Release Date: Mar 10, 2017
Record label: City Slang
Genre(s): Electronic, Pop/Rock, Alternative/Indie Rock, Electro-Acoustic, Indipop
In a generation of growingly blurred lines between musical styles and influences, sir Was feels like a form of natural evolution, his music deeply informed by the past but remaining effortlessly modern. While so many new singer-songwriters seem to be sonically influenced by hip-hop, Gothenburg-born globetrotter Joel Wästberg, the man behind the moniker, skews the typical hi-hats and 808s for deep, heavy beats that are as much Portishead as they are GZA or Dilla. In doing so, he crafts moments of deep self-exploration and rich sonic outputs on his debut album, Digging a Tunnel.

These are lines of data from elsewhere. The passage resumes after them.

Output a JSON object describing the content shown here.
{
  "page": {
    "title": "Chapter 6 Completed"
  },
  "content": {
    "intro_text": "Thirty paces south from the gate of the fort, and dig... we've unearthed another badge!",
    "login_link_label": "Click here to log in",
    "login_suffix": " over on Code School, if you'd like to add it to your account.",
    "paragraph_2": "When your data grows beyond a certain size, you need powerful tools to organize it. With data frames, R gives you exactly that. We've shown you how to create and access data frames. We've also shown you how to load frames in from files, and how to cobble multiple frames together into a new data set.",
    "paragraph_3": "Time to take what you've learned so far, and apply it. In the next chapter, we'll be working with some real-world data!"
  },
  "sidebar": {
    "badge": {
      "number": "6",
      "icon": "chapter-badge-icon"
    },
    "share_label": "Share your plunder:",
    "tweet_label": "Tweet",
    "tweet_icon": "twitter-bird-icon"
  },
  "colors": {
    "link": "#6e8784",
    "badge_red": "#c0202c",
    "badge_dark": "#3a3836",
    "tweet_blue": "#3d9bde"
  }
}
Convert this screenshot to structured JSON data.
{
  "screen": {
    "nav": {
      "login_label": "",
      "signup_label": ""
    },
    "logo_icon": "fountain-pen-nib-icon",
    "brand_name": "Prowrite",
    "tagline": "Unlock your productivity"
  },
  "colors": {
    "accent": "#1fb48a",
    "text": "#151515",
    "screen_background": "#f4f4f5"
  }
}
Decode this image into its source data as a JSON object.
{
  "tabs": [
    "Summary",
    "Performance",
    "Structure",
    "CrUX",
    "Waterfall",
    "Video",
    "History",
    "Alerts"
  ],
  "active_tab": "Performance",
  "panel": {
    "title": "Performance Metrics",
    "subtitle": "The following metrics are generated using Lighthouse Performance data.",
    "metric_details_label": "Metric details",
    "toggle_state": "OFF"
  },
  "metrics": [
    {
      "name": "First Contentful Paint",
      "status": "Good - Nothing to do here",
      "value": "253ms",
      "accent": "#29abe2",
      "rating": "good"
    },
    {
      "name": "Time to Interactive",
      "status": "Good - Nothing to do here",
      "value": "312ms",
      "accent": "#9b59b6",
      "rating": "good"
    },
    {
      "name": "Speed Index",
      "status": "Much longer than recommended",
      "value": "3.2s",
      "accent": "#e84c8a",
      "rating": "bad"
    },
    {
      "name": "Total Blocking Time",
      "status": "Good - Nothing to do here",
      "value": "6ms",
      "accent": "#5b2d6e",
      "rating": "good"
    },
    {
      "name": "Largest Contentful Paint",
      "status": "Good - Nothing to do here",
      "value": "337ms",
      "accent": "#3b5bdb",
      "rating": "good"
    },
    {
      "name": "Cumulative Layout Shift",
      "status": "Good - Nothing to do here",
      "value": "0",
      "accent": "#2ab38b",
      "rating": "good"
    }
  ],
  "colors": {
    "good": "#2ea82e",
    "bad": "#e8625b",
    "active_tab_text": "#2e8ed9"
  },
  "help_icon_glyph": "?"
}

Considering Digging a Tunnel's persistently chilled vibe, it's somewhat surprising to read sir Was (aka Joel Wästberg) describe it as an "existential dread-filled debut. " That surprise is validated to a degree by the album's opener, "In the Midst. " The Curtis Mayfield sensibility of the snappy percussion and super-smooth bassline are matched by the relaxed flow of Wästberg's rap.
sir Was -- Gotherburg's Joel Wästberg -- started out as a saxophonist listening to Charlie Parker and John Coltrane, and the freedom which Coltrane in particular embodied goes a long way to explaining the non-conformist styles of Wästerberg's debut album. 'Digging A Tunnel' is an album that won't stay still, won't conform, and which certainly won't sound like anything else out there right now. Opener 'In The Midst Of A Life' embodies a soulfulness that sounds a lot like Money Mark at his most lucid, while 'A Minor Life' has a vocal that sounds like an unearthed Brian Wilson vocal reel set to crisp, shimmering electronics -- and a set of bagpipes.